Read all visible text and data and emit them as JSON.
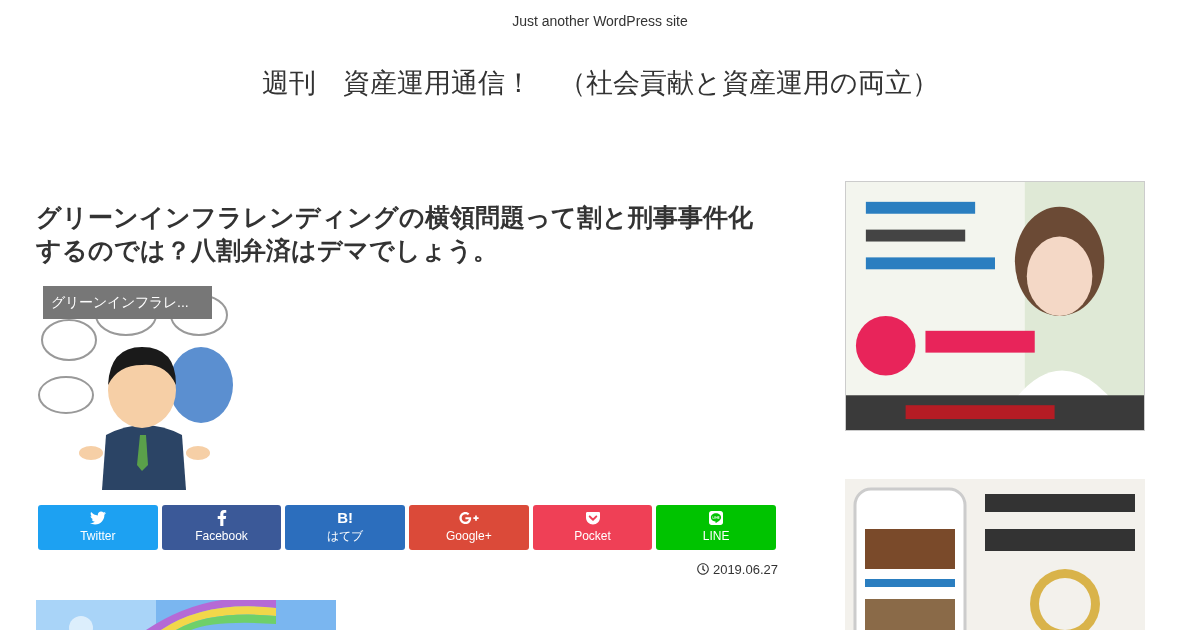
{
  "site": {
    "tagline": "Just another WordPress site",
    "title": "週刊　資産運用通信！　（社会貢献と資産運用の両立）"
  },
  "article": {
    "title": "グリーンインフラレンディングの横領問題って割と刑事事件化するのでは？八割弁済はデマでしょう。",
    "category": "グリーンインフラレ...",
    "date": "2019.06.27",
    "share_buttons": [
      {
        "kind": "twitter",
        "label": "Twitter",
        "color": "#1da1f2"
      },
      {
        "kind": "facebook",
        "label": "Facebook",
        "color": "#3b5998"
      },
      {
        "kind": "hatena",
        "label": "はてブ",
        "icon_text": "B!",
        "color": "#2c6ebd"
      },
      {
        "kind": "google",
        "label": "Google+",
        "color": "#db4a39"
      },
      {
        "kind": "pocket",
        "label": "Pocket",
        "color": "#ef4056"
      },
      {
        "kind": "line",
        "label": "LINE",
        "color": "#00c300"
      }
    ]
  }
}
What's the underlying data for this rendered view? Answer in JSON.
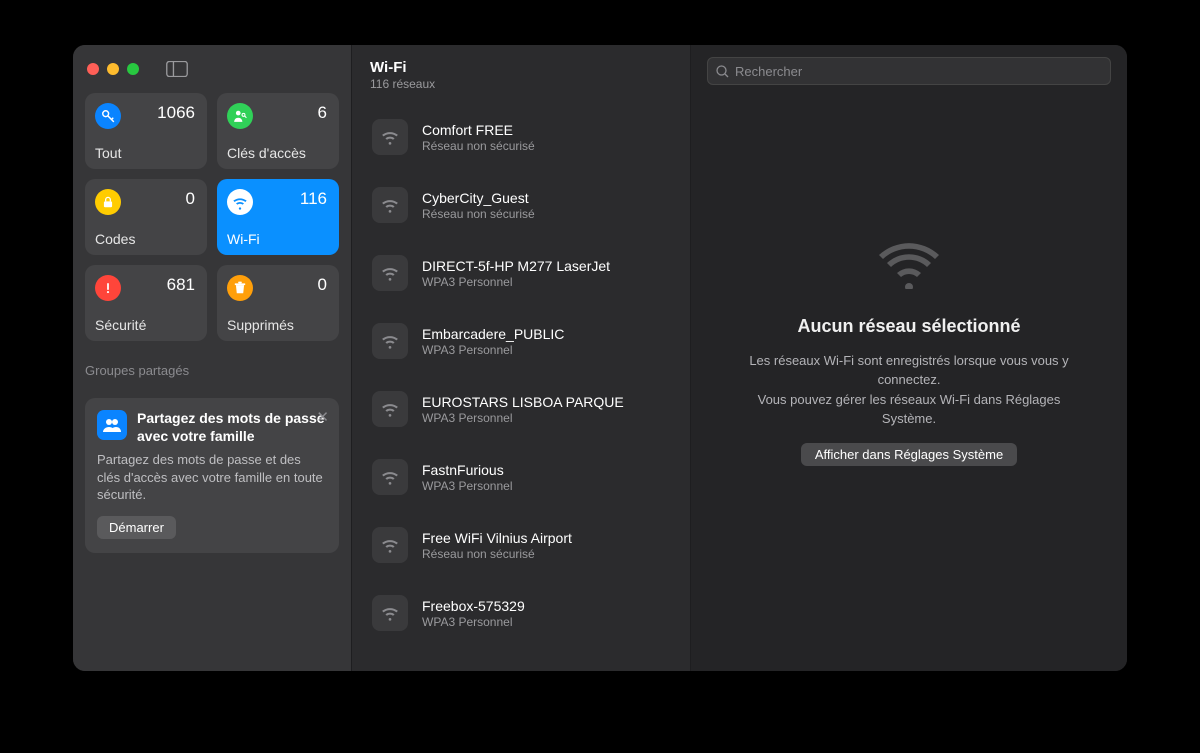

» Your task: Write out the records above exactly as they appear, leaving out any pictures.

» Answer for this exercise:
Read all visible text and data and emit them as JSON.
{
  "site": {
    "tagline": "Just another WordPress site",
    "title": "週刊　資産運用通信！　（社会貢献と資産運用の両立）"
  },
  "article": {
    "title": "グリーンインフラレンディングの横領問題って割と刑事事件化するのでは？八割弁済はデマでしょう。",
    "category": "グリーンインフラレ...",
    "date": "2019.06.27",
    "share_buttons": [
      {
        "kind": "twitter",
        "label": "Twitter",
        "color": "#1da1f2"
      },
      {
        "kind": "facebook",
        "label": "Facebook",
        "color": "#3b5998"
      },
      {
        "kind": "hatena",
        "label": "はてブ",
        "icon_text": "B!",
        "color": "#2c6ebd"
      },
      {
        "kind": "google",
        "label": "Google+",
        "color": "#db4a39"
      },
      {
        "kind": "pocket",
        "label": "Pocket",
        "color": "#ef4056"
      },
      {
        "kind": "line",
        "label": "LINE",
        "color": "#00c300"
      }
    ]
  }
}
What's the underlying data for this rendered view? Answer in JSON.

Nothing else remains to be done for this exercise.